> [Problem statement] What lines in the material hold the string "详解DeepSeek"? Return every one of them.

> [Input records]
========================================================================

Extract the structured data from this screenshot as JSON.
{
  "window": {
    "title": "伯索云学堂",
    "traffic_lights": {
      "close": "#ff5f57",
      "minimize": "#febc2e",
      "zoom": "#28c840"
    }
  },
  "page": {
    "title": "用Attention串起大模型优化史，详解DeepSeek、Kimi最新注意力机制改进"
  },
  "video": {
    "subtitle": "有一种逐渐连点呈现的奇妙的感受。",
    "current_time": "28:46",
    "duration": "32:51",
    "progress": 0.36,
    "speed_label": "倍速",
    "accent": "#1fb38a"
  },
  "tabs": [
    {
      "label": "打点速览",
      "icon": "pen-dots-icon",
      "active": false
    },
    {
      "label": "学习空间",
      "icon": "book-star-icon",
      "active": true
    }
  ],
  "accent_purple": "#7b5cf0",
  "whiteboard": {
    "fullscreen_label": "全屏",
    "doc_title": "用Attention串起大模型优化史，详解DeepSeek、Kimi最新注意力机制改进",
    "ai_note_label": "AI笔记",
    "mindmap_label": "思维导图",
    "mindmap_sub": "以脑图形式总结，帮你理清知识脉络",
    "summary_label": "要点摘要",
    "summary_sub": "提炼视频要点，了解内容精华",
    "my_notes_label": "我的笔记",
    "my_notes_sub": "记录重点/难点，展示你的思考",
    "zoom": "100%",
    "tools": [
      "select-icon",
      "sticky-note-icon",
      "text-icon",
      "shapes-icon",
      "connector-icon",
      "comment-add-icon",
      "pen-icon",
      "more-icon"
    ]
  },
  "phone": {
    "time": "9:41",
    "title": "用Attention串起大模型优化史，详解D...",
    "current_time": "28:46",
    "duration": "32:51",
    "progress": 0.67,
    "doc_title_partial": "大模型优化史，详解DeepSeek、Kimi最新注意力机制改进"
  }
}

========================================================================

> [Response area]
    "title": "用Attention串起大模型优化史，详解DeepSeek、Kimi最新注意力机制改进"
    "doc_title": "用Attention串起大模型优化史，详解DeepSeek、Kimi最新注意力机制改进",
    "doc_title_partial": "大模型优化史，详解DeepSeek、Kimi最新注意力机制改进"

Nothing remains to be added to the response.